St. Luke tells us that the women who followed Jesus to the cross “were beating their breasts and wailing for him” (Luke 23:27 NRSV). Some feminist and womanist theologians still wail at the sight of the cross—they reject traditional theories of atonement that regard the torture and death of an innocent man as a good intended by God. Many feminists and womanists find God’s saving activity hidden beneath this senseless and tragic brutality. Our goal in the present article is to analyze what feminist and womanist theologians have to say about the cross of Jesus, and from this, to examine our understanding of God’s saving activity in light of their helpful critique.
Is there a way forward beyond the dominant complementarian discourse at this nexus where a predominantly white North American evangelical Christianity has met racial and ethnic others, especially East Asians in the contemporary milieu?
Christians are used to hearing about Joseph and Mary, usually around Christmas. Then, they’re the supporting cast, and Jesus is the focus. They certainly don’t often come up in conversations about Christian marriage. Perhaps they should. If we pay attention, Joseph and Mary point us toward what makes a good marriage.
Hispanic marriage is all about tradition. Generation after generation, we honor the traditions passed down to us. To question them would be to dishonor our culture, our family, our identity. But what if a pattern is wrong? What if it’s not the pattern our designer wants us to follow?
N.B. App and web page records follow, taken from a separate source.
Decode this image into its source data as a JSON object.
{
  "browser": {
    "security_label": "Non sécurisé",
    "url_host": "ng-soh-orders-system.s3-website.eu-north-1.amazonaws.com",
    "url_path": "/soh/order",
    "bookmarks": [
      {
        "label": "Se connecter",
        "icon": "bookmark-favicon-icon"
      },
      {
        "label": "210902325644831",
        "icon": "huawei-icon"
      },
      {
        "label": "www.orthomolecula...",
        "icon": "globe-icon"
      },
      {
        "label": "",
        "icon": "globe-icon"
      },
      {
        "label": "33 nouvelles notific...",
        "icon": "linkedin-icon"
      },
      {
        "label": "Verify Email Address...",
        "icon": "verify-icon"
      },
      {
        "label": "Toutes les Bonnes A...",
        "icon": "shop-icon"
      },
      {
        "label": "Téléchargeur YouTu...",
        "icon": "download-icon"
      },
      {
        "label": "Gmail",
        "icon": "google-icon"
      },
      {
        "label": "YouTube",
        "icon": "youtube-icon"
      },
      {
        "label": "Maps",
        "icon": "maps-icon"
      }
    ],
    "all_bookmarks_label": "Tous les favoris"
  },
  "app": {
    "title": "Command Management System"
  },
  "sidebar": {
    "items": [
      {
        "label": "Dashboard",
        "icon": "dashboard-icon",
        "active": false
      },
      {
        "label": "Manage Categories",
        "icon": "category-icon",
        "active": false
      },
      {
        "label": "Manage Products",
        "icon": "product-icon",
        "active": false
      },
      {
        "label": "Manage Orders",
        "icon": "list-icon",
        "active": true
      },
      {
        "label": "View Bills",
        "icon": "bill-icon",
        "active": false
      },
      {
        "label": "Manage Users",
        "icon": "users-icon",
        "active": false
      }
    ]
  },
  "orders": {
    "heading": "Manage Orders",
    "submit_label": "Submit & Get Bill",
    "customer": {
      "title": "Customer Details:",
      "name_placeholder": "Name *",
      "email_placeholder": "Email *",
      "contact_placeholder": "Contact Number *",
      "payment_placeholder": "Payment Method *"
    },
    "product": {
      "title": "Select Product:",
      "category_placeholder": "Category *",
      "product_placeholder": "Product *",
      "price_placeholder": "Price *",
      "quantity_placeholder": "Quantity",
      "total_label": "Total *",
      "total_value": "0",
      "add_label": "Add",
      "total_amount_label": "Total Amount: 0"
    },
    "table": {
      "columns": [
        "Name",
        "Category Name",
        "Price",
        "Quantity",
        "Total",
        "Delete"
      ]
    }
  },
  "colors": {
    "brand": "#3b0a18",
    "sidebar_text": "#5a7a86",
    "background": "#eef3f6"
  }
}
Every fall, I pick apples alongside many Americans. For the last few years, I’ve been fortunate to go to the orchard with my nieces. We pick apples, drink cider, eat apple crisp, go on hayrides—and we take dozens of pictures to document the fun! On one such outing a few years ago, I had an epiphany: I pick apples to relax with my friends and family, but apple picking is the back-breaking work of many immigrant Latinxs in this country, particularly those without formal education and/or legal documentation.
Recently, someone asked my thoughts on racial segregation in the US church on Sunday mornings: “How will we ever move forward together, as a unified church, if people of color don’t forgive us for the past?”
It’s Thursday and I am four hours from home at my daughter, Shauna’s, house. I sit at my computer with my four-month-old grandson, Henry, on my lap.
While he grabs at the keypad I search the web for the most recent updates on the situation in Darfur. I find only bad news: escalated violence has led to another major withdrawal of international aid workers and supplies, leaving hundreds of thousands of refugees without food, water, blankets.
Most evangelicals are accustomed to the Mary of icons with an emotionless face, the Mary of statues draped in a powder blue robe, and the Mary of piety who quietly and submissively obeys orders. And, if you are like me, you have been nurtured in a faith that, intentionally or not, ignores Mary.
The world places conditions on who may be welcomed, and even citizens of the most “civilized” nations welcome some and struggle to tolerate others. But the church is called to welcome all, not because of any system of classification or merit, but “because God has welcomed them” (Rom. 14:1ff; 15:7).